* _TASK DATA_:
-------
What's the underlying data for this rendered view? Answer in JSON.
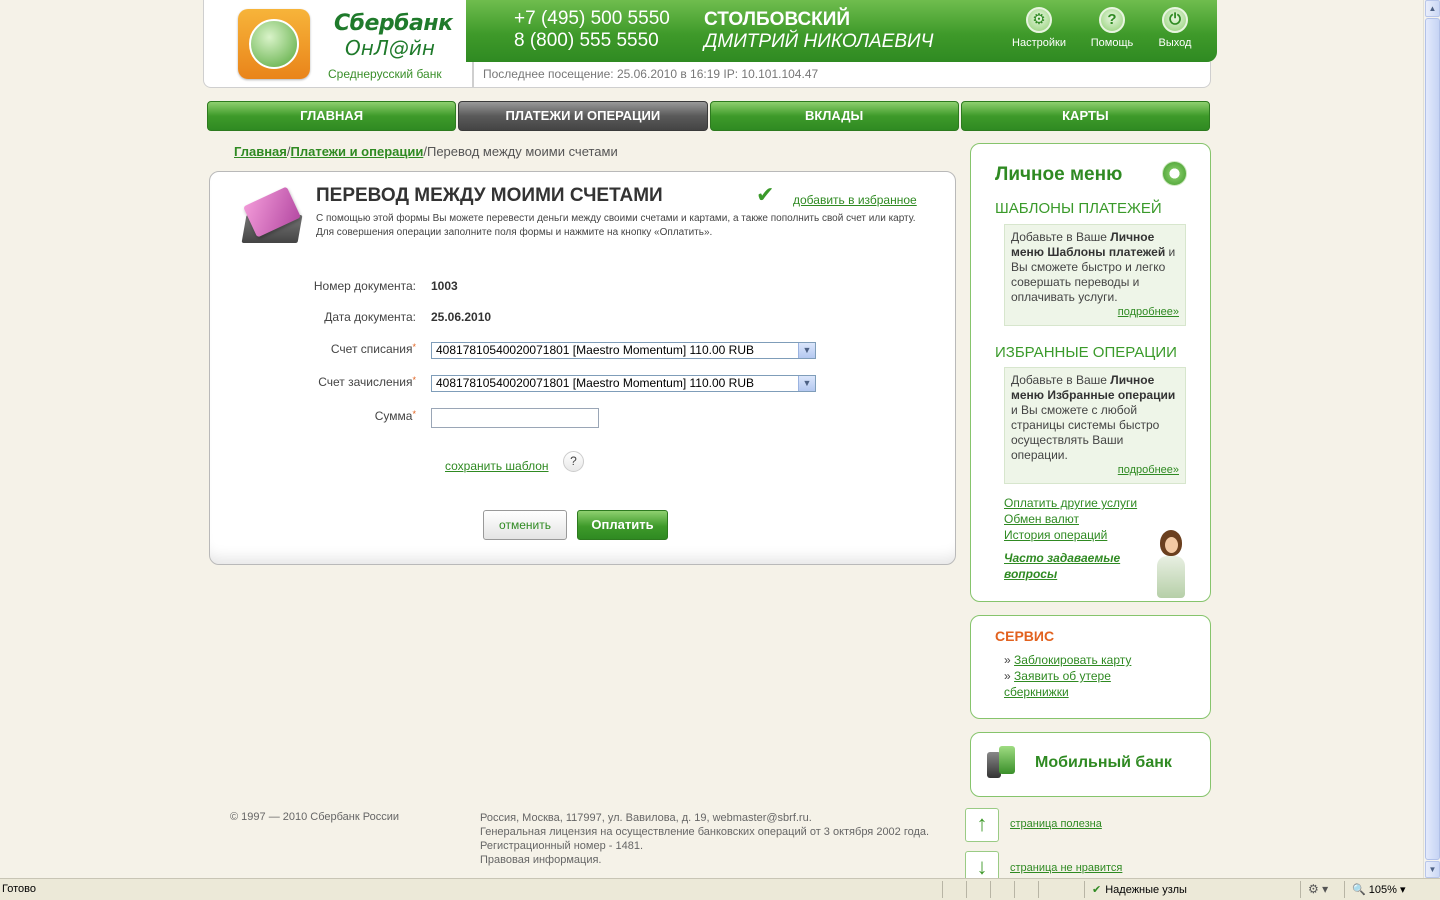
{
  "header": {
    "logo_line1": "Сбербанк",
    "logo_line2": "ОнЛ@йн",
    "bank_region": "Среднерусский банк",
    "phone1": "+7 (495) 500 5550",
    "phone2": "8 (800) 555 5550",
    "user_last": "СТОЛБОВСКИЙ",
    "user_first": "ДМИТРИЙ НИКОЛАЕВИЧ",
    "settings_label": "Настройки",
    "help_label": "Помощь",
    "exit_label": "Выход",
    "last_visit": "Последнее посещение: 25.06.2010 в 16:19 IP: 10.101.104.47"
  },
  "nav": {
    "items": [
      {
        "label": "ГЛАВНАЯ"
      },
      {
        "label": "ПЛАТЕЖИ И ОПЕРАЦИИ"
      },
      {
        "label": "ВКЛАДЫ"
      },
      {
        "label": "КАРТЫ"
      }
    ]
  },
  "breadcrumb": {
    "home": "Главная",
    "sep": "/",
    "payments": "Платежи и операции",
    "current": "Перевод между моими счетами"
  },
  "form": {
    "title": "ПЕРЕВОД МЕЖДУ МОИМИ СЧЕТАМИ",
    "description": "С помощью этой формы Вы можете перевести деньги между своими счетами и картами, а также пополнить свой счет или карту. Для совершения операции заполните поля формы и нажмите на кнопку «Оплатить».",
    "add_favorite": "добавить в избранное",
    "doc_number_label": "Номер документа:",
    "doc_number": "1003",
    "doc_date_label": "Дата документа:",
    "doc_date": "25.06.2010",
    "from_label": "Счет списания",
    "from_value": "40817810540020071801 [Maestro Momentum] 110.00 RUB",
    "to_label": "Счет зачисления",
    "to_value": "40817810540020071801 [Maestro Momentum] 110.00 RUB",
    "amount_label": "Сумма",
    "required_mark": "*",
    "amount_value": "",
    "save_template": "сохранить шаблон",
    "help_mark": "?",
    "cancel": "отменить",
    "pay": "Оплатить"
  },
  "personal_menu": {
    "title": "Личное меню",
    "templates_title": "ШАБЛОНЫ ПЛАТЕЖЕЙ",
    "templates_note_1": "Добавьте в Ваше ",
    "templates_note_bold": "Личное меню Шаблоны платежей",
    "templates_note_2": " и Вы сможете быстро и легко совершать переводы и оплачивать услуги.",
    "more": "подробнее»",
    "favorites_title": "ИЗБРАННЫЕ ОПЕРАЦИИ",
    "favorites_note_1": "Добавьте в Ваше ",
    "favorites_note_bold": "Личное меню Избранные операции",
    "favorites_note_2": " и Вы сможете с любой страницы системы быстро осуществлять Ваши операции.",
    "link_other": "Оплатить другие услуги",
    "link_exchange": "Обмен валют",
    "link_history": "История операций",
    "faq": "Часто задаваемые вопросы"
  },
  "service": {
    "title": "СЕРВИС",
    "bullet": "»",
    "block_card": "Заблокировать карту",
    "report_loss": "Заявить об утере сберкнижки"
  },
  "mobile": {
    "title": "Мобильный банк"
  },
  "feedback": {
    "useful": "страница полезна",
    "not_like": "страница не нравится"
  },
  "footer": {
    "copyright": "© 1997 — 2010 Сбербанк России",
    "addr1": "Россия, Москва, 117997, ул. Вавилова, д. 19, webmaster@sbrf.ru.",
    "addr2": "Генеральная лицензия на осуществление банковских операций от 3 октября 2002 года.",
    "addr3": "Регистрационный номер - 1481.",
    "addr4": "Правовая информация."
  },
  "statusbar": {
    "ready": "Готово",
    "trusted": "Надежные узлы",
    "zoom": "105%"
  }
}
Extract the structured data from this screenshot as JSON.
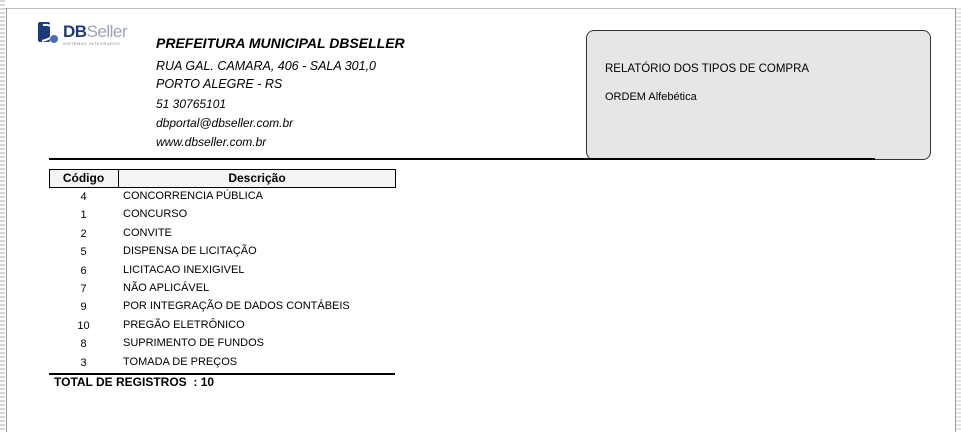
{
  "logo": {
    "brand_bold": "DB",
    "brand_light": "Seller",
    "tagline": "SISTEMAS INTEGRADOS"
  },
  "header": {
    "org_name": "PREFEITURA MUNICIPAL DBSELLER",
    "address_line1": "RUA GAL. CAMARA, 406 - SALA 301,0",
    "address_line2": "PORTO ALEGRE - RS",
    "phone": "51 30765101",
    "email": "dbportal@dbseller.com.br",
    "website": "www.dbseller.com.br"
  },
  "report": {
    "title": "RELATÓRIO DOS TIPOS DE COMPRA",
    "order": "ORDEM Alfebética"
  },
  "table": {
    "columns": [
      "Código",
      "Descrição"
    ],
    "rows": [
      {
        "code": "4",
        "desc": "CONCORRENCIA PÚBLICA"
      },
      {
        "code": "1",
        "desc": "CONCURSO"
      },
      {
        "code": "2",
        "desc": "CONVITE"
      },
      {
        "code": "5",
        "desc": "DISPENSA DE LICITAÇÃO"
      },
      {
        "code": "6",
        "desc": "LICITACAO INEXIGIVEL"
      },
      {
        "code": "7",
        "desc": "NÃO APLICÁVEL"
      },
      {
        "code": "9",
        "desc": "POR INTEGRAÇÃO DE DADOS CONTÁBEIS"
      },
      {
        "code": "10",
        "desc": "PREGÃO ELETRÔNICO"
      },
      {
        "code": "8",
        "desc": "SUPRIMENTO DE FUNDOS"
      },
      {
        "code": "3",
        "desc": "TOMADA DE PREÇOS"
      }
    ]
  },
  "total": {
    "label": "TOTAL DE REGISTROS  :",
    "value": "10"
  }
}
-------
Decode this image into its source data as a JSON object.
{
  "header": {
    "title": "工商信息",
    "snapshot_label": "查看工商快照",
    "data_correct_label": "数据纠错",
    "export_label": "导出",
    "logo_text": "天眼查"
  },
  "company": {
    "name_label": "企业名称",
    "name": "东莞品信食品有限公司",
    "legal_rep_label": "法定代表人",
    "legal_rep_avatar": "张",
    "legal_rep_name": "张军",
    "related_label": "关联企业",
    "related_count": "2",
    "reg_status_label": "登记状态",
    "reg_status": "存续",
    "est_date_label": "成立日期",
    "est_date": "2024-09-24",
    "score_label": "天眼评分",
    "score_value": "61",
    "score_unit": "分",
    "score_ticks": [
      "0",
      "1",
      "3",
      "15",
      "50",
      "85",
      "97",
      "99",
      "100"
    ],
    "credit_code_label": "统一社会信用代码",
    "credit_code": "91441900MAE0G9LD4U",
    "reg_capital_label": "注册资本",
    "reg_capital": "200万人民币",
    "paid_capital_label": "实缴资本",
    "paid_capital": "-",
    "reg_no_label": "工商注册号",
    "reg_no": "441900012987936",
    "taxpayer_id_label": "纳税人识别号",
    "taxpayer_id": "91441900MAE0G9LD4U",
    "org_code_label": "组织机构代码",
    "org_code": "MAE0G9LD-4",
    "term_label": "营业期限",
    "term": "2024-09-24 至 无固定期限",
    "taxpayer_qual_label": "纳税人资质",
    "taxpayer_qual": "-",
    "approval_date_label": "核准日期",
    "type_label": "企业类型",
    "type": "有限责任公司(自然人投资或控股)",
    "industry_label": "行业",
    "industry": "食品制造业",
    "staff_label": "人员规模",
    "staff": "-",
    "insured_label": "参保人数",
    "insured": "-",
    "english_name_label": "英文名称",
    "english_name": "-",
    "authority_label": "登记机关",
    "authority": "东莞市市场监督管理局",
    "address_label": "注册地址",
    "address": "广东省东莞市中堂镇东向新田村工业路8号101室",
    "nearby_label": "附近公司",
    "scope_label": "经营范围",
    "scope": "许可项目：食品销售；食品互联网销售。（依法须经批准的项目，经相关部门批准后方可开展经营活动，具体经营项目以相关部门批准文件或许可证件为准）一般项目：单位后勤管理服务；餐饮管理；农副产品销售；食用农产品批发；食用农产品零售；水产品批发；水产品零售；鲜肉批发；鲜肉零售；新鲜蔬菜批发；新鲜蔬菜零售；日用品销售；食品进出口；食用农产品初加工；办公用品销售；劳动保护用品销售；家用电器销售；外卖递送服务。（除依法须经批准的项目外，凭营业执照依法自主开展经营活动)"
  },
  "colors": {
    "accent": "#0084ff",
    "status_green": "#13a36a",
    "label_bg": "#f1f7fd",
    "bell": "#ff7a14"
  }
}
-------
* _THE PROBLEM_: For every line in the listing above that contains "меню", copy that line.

* _SOLUTION_:
    "title": "Личное меню",
    "templates_note_bold": "Личное меню Шаблоны платежей",
    "favorites_note_bold": "Личное меню Избранные операции",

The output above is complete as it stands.